▸ WORK ORDER
Find the string "pooling" in the records. Copy every line it appears in.

▸ THE DATA
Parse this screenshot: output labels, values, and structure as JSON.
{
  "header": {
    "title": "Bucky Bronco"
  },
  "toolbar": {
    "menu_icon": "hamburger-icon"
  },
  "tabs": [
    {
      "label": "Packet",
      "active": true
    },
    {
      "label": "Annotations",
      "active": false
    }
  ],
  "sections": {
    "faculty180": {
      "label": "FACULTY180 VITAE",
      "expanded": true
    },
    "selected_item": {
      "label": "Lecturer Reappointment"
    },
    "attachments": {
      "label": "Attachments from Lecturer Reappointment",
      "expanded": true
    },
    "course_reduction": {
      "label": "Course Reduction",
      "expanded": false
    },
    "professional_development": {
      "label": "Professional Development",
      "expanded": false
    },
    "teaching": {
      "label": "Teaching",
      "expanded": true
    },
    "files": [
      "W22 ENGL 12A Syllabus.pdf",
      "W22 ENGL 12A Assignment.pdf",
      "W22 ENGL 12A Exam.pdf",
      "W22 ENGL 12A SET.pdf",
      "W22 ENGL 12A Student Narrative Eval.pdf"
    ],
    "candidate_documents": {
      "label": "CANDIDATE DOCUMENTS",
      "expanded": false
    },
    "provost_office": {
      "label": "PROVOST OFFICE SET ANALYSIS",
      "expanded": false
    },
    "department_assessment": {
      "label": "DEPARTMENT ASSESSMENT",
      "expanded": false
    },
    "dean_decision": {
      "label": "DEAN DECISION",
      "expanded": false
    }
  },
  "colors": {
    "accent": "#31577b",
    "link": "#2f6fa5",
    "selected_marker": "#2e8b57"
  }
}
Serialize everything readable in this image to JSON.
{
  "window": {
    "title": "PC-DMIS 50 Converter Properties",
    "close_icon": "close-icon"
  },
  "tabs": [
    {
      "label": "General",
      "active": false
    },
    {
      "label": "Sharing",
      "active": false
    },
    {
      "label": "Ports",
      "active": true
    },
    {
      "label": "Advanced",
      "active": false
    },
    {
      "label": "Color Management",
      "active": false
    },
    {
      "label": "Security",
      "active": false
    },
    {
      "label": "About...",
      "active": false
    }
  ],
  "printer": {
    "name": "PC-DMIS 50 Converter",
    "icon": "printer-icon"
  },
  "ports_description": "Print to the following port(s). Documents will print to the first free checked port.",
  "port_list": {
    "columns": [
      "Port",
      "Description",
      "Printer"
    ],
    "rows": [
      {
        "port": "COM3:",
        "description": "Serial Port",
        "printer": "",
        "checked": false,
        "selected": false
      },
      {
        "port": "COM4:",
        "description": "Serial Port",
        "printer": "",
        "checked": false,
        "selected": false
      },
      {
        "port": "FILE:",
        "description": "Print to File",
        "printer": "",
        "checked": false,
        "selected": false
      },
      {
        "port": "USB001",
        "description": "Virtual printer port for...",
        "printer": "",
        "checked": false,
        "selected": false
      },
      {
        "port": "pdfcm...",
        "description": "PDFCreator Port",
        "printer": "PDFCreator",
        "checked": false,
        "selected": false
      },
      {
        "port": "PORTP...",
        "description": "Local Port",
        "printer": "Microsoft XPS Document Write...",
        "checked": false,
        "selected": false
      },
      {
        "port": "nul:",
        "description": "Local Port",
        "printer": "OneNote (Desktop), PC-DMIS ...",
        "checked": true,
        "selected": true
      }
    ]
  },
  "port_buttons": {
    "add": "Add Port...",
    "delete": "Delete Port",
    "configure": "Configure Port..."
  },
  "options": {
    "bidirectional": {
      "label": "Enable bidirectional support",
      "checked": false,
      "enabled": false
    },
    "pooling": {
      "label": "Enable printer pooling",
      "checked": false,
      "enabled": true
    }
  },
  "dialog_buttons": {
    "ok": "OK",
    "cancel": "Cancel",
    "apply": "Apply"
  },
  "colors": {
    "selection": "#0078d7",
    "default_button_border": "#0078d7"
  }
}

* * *

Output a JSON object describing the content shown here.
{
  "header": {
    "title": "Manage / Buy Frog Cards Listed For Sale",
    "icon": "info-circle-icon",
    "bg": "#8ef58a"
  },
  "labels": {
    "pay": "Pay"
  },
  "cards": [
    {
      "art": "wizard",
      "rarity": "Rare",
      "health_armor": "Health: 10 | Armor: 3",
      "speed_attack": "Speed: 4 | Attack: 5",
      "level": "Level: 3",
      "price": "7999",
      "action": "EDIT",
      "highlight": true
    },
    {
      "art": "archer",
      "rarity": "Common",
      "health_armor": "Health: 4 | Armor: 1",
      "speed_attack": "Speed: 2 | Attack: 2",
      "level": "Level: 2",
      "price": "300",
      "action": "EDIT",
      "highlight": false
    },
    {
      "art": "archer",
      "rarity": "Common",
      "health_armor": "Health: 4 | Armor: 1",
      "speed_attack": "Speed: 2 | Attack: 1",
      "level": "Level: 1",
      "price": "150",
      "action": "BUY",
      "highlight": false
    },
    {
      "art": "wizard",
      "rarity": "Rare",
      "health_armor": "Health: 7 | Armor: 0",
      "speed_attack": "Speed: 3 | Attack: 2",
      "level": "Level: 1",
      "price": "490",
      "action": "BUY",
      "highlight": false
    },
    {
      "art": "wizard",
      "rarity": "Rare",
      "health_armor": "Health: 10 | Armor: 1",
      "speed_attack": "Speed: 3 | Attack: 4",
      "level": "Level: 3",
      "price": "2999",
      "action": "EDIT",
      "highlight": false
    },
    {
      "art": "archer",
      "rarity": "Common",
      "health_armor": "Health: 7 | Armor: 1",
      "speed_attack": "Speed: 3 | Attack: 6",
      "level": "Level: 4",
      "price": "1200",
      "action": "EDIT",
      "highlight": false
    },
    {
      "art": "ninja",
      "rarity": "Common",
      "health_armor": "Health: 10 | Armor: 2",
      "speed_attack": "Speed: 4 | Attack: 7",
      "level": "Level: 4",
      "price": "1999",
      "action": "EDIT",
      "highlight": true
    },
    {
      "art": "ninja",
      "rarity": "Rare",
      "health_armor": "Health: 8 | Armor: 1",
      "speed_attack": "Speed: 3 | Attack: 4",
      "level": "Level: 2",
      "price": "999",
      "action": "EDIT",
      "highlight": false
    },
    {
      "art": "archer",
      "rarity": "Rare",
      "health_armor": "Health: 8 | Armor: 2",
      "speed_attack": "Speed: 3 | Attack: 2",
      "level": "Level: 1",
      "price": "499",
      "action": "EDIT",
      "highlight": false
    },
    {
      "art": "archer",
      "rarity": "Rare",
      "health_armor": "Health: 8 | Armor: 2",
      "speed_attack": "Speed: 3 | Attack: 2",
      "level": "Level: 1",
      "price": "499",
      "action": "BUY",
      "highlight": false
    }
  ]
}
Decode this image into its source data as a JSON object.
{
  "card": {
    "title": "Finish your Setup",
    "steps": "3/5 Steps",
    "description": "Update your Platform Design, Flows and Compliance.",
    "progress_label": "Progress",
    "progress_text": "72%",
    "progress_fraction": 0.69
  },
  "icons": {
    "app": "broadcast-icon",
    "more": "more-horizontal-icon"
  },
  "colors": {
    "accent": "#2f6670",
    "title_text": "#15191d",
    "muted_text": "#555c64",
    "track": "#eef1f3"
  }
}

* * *

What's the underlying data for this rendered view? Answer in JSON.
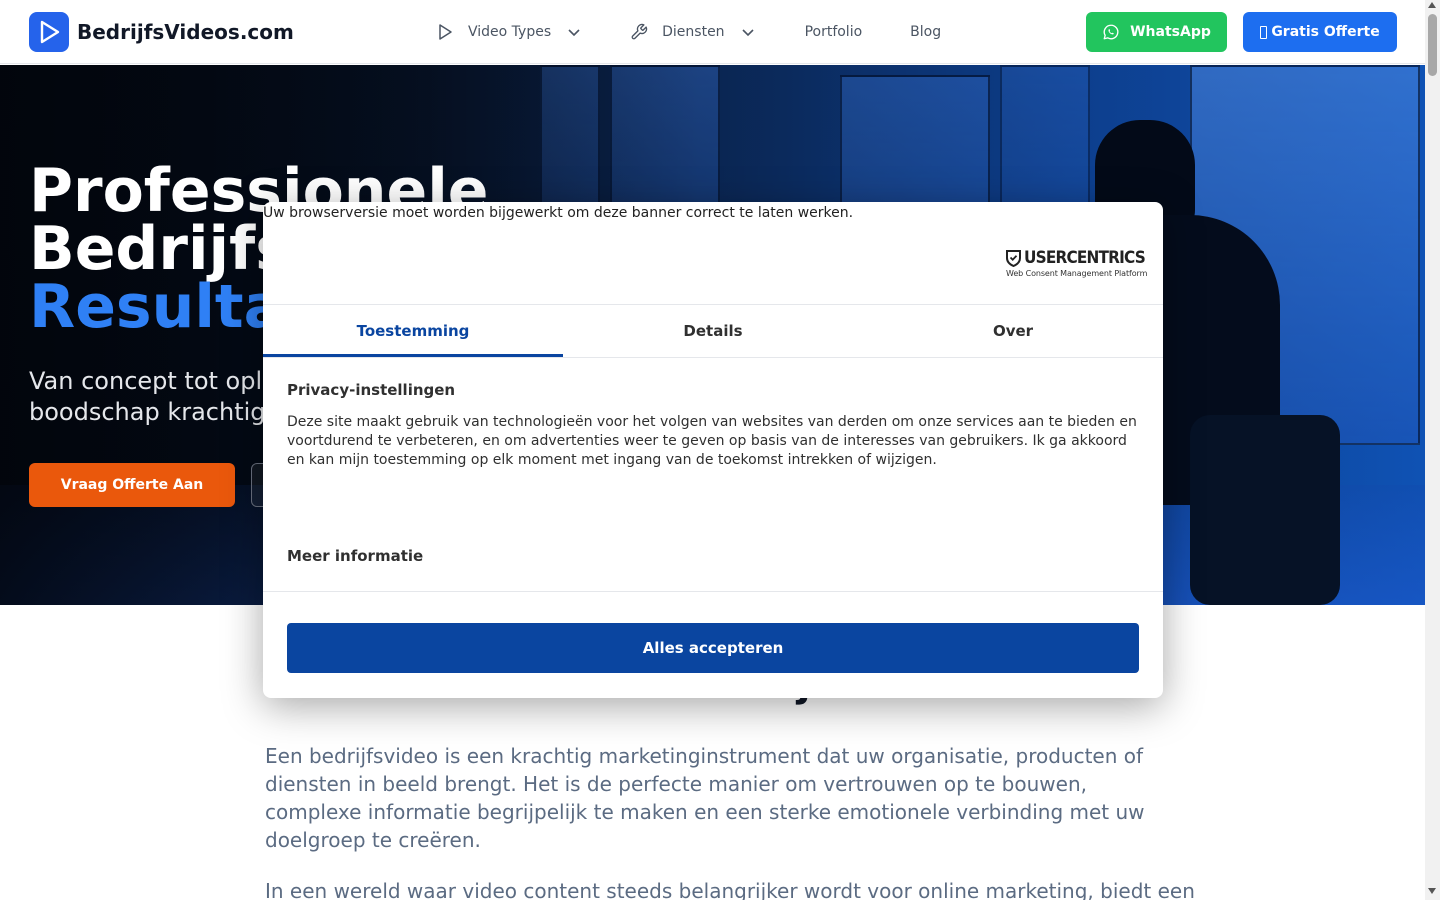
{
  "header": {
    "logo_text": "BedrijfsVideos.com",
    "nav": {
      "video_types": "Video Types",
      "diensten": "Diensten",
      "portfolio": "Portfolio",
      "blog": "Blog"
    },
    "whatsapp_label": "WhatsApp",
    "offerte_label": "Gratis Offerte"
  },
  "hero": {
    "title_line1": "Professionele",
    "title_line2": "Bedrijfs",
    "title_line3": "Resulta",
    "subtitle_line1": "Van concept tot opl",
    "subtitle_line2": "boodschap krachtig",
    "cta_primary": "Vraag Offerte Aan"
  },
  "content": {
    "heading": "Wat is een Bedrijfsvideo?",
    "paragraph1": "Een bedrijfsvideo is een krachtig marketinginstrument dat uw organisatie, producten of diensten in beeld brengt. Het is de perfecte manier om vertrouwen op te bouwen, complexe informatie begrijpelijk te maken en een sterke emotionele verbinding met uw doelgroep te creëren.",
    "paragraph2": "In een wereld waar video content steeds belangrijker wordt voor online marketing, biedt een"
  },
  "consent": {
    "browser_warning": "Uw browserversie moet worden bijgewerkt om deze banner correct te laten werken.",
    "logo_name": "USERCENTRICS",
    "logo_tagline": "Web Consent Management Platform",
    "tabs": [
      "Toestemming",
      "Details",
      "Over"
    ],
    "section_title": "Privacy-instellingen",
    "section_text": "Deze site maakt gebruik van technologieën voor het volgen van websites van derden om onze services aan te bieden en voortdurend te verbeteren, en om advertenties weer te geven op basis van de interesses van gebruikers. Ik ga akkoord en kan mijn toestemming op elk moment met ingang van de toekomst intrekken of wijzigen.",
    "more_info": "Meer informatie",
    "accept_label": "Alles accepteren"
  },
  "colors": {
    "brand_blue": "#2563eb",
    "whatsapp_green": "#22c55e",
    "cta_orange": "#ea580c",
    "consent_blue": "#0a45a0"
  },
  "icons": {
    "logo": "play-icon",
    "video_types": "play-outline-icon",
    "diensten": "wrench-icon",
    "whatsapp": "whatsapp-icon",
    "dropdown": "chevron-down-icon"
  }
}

▸ TASK RESULT
    "pooling": {
      "label": "Enable printer pooling",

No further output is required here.